“And when someone apologizes to you enough times for things they’ll never stop doing, I think it’s FEARLESS to stop believing them. It’s FEARLESS to say “you’re not sorry” and walk away.”
- Taylor Swift
I received an email a couple of weeks ago asking if I believed there were any circumstances where family estrangement is okay. I have written about this before, at some length, so I will keep this brief.
Family estrangement trips off a variety of intra-familial patterns and effects, which are seldom limited to the two (or sometimes more) people in question. The legacy of estrangement encompasses other people, other relationships and very often crosses generations. In a family, estrangement may lead to patterns of estranging behaviour as a means of dealing with conflict or managing heightened emotion. We repeat what we know.

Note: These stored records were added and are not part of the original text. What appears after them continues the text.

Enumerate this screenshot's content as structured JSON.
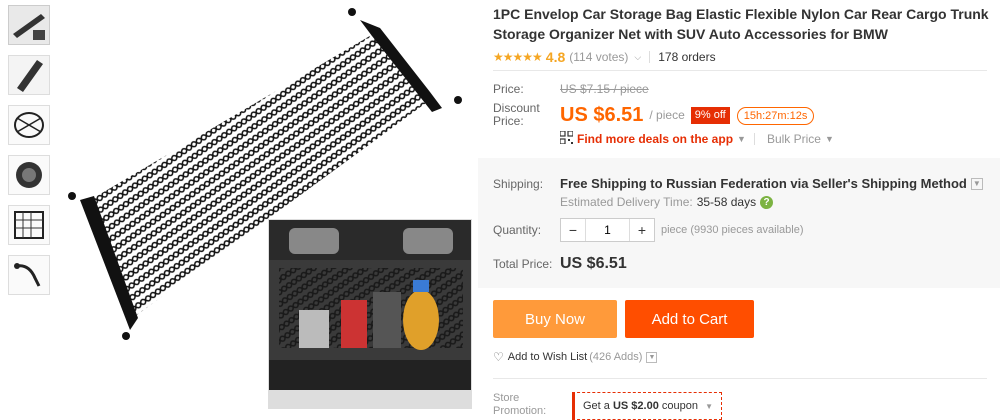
{
  "product": {
    "title": "1PC Envelop Car Storage Bag Elastic Flexible Nylon Car Rear Cargo Trunk Storage Organizer Net with SUV Auto Accessories for BMW",
    "stars": "★★★★★",
    "rating": "4.8",
    "votes": "(114 votes)",
    "orders": "178 orders"
  },
  "price": {
    "label": "Price:",
    "original": "US $7.15 / piece",
    "discount_label_1": "Discount",
    "discount_label_2": "Price:",
    "current": "US $6.51",
    "per": "/ piece",
    "off_badge": "9% off",
    "timer": "15h:27m:12s"
  },
  "deals": {
    "link": "Find more deals on the app",
    "bulk": "Bulk Price"
  },
  "shipping": {
    "label": "Shipping:",
    "text": "Free Shipping to Russian Federation via Seller's Shipping Method",
    "delivery_label": "Estimated Delivery Time:",
    "delivery_days": "35-58 days"
  },
  "quantity": {
    "label": "Quantity:",
    "minus": "−",
    "value": "1",
    "plus": "+",
    "available": "piece (9930 pieces available)"
  },
  "total": {
    "label": "Total Price:",
    "value": "US $6.51"
  },
  "actions": {
    "buy_now": "Buy Now",
    "add_to_cart": "Add to Cart",
    "wish": "Add to Wish List",
    "wish_count": "(426 Adds)"
  },
  "promotion": {
    "label_1": "Store",
    "label_2": "Promotion:",
    "coupon_prefix": "Get a ",
    "coupon_amount": "US $2.00",
    "coupon_suffix": " coupon"
  },
  "colors": {
    "price_orange": "#ff6600",
    "badge_red": "#e62e04",
    "buy_now_bg": "#ff9a3a",
    "cart_bg": "#ff4e00",
    "star": "#f5a623"
  },
  "icons": [
    "heart-icon",
    "qr-code-icon",
    "chevron-down-icon",
    "question-icon"
  ]
}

Estrangement messes with healthy attachments between people and can create difficulties with healthy attachments in other relationships. Estrangement disconnects us from our tribe, our family, which are deeply connected to our sense of self concept, self worth and self esteem. Estrangement removes us from the fire (sometimes) but it does nothing to deal with our burns. If we estrange, we must do so with the profound understanding that estrangement is a medicine that can hurt as much as it heals.
Considered decision making
All that said, there is nothing to be gained by maintaining and trying to survive dysfunctional, painful, toxic and abusive relationships. There is also no one simple answer to whether estrangement is a reasonable solution or not. Sometimes it is. We each have to work that out.
If someone is hurting you and shows no sign of stopping, you need to remove yourself from harms way. Apologies without a change of behaviour aren’t worth the breath it takes to utter them. When you have told someone how their behaviour hurts you, wounds you and impacts you and they go on to do it again … and again … and again – their behaviour speaks louder than their words. When someone has been fully informed and is well aware that their behaviour harms you and they persist and do it again anyway, their actions become willful harm and willful harm is abusive.
The notion of self protection is foundational to self care, loving and looking after you. It’s not a cop out to walk away from destructive relationships. Often the simpler (and equally as problematic) solution is to stay put. It can take immense courage to walk away. Let’s not forget that.